Media: Things we like


As the tension begins to mount in the build-up to the greatest sporting event on the planet, BBC2's wonderful World Cup Stories series is a great way to get acclimatised to the competition. Looking at different countries every week, each documentary is insightful, informative, interesting and imaginative. The story of England's success in 1966 didn't just rehash the old and overdone story, but looked in depth at the mind and managing style of Sir Alf Ramsay, while this week's look at France's 1998 winning team showed how the football team's success united a country that was being torn apart by racism and fears about immigration.


The television trade body Thinkbox has revamped its website ( and we think the result is a big improvement. You can watch new TV ads, and access contacts from companies including media agencies and ad-funded programming specialists. Interviews with leading industry figures on how best to use TV add a new perspective. We're still not sure about the TV Bitch section, though.


We have long admired the National Lottery announcer Alan Dedicoat's professionalism (especially as he has also been the voice at numerous Campaign awards), but last weekend he surpassed himself. As the rotund lottery presenter Eamonn Holmes was thrust aside by several Fathers 4 Justice campaigners, the BBC cut the sound to avoid giving the stage invaders undue publicity. Cue Dedicoat, who had to fill several minutes of dead air with a vivid description of what was happening in the studio, even though he could not see half of what was going on. What a trooper.


Among all the Euro-pop campery and folk-music nonsense, it was great to see the Finnish hard rock outfit Lordi triumph at the Eurovision Song Contest. Instantly proclaiming their victory as one for rock music as well as for Finland, Lordi were forced to deny allegations of links with Satanism and other dark forces.
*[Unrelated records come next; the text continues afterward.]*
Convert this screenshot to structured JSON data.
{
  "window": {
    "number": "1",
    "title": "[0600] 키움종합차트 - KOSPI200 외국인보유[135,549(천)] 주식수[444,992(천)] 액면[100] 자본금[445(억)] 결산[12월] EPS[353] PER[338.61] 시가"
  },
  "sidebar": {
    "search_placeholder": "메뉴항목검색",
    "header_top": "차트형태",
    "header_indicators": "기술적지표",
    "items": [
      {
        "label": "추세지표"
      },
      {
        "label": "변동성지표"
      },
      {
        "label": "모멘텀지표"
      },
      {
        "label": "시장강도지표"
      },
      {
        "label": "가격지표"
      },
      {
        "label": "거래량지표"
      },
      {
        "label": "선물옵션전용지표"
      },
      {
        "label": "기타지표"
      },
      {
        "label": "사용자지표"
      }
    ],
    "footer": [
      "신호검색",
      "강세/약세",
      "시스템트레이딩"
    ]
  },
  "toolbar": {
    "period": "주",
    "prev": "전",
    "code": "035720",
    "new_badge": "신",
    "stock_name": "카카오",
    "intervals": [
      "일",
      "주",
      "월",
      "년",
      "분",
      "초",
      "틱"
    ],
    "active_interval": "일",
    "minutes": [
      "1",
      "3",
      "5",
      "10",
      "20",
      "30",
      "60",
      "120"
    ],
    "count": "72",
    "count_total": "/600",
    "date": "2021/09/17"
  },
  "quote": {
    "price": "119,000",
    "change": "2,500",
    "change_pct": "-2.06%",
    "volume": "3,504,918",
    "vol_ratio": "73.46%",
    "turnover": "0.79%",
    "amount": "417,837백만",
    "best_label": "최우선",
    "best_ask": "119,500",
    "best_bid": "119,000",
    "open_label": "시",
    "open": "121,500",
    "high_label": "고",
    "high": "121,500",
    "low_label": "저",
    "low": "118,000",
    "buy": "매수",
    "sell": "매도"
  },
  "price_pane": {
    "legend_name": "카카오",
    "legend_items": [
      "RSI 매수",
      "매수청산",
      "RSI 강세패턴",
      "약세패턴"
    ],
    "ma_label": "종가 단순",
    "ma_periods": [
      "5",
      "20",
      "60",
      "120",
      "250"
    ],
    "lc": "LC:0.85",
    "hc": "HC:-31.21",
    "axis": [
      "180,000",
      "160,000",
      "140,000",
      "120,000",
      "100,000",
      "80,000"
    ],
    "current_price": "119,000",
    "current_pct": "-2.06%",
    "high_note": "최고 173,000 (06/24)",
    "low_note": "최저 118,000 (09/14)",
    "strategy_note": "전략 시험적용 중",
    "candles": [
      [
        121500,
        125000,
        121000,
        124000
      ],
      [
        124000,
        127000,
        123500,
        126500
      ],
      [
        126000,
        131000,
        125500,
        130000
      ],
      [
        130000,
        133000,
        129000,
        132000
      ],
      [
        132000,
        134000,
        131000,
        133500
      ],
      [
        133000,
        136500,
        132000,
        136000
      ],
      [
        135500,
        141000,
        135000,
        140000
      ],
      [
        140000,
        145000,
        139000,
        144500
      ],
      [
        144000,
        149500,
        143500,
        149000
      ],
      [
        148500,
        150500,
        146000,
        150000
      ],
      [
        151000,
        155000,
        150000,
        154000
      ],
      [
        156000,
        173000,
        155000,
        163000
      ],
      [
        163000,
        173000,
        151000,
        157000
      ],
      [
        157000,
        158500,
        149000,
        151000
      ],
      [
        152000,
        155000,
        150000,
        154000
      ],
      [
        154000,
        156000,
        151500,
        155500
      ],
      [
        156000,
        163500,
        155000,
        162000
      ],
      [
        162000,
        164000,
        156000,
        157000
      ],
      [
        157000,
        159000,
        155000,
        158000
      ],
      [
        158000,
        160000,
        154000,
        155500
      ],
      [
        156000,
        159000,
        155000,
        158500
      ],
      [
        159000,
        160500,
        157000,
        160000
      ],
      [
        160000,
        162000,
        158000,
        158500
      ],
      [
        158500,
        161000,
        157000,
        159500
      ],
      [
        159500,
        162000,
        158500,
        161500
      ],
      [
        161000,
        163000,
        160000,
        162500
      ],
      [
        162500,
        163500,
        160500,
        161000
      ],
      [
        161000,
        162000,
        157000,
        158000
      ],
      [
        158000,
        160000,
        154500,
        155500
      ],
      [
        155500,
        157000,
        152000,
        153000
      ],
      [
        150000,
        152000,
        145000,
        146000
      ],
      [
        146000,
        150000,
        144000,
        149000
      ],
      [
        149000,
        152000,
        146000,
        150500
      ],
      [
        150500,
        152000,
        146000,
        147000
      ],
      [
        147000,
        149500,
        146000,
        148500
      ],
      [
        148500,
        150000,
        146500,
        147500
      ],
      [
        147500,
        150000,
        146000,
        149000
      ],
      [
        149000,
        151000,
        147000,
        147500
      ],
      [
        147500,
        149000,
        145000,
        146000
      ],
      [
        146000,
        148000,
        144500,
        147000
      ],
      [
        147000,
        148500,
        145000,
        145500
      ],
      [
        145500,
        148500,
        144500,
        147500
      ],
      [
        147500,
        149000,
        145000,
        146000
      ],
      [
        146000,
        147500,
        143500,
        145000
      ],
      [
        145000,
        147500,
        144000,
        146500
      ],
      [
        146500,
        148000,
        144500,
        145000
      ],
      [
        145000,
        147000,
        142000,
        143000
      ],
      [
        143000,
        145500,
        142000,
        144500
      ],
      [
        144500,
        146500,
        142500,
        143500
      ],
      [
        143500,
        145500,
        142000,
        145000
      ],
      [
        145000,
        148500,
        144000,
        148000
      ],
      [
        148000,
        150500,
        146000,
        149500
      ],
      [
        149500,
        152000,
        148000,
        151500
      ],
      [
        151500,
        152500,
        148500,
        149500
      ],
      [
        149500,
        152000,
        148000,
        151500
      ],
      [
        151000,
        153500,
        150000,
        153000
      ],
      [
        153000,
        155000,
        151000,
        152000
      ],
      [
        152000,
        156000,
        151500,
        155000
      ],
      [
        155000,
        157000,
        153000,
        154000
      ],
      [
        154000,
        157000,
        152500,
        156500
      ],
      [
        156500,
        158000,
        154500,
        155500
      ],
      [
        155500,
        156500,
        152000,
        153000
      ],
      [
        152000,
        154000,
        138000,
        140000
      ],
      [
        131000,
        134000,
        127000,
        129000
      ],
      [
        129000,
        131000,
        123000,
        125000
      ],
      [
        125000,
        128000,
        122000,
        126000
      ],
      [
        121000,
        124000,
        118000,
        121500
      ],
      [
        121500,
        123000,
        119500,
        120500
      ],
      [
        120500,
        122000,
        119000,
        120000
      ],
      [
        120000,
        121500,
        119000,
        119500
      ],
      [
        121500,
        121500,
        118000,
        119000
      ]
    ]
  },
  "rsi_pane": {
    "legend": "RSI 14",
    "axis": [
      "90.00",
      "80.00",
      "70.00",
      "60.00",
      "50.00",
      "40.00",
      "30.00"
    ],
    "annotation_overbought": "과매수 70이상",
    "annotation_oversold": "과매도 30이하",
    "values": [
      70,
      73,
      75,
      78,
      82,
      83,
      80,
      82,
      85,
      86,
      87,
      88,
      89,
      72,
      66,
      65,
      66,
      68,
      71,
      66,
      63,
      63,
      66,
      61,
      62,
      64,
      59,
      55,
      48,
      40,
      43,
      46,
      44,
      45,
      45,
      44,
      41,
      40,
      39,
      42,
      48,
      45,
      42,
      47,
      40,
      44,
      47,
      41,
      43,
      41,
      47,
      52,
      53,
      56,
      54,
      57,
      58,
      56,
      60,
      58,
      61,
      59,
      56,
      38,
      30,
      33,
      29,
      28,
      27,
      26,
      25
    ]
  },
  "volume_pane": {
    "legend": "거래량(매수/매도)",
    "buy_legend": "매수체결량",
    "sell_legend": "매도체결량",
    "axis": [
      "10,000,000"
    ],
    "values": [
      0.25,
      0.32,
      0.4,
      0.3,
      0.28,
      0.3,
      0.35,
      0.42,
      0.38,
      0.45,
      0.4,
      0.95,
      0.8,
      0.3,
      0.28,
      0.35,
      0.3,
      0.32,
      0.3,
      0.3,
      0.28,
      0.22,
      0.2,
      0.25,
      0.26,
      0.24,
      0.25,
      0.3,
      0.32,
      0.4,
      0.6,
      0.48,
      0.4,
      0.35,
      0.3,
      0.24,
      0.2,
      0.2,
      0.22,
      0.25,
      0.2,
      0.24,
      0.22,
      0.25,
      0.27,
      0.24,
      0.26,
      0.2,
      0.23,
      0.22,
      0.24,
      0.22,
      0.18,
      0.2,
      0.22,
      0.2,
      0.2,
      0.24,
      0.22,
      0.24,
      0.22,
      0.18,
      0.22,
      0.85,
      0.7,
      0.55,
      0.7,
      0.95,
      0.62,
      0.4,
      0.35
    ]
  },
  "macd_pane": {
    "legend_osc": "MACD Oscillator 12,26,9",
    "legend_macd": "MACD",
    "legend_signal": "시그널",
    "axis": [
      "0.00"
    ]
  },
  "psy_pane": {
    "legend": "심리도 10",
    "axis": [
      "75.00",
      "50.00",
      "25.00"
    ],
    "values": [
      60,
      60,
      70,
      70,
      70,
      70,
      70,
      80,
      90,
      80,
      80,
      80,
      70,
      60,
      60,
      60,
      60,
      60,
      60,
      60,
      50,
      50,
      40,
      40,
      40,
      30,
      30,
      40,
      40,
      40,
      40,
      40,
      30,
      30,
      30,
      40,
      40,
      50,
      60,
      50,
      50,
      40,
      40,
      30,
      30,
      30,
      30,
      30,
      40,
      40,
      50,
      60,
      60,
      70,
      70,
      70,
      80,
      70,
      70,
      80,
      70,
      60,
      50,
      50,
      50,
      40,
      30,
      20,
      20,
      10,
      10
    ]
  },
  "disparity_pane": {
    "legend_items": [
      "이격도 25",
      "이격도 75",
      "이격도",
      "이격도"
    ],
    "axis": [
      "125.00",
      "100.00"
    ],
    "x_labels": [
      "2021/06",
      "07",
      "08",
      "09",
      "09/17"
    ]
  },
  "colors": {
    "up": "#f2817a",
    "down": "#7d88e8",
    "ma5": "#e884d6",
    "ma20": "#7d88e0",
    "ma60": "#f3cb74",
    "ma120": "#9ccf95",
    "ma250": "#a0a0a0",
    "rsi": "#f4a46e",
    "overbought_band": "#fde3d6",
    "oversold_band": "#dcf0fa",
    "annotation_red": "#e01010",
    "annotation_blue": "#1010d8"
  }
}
Their song, Hard Rock Hallelujah, was terrible, but the win was worth it if only to hear a bemused Terry Wogan's comments.


Low-alcohol Amstel

Amstel, a beer it seemed you used only to be able to find on holiday in Greece, has built its brand image through association with Champions League football. But, for us, all that goodwill was lost last week in Paris. Needing some refreshment after a nerve-wrenching first half between Arsenal and Barcelona, all we could find at the so-called bars in the Stade de France was watery, low-alcohol Amstel. If you can't serve the full-strength stuff, then don't bother.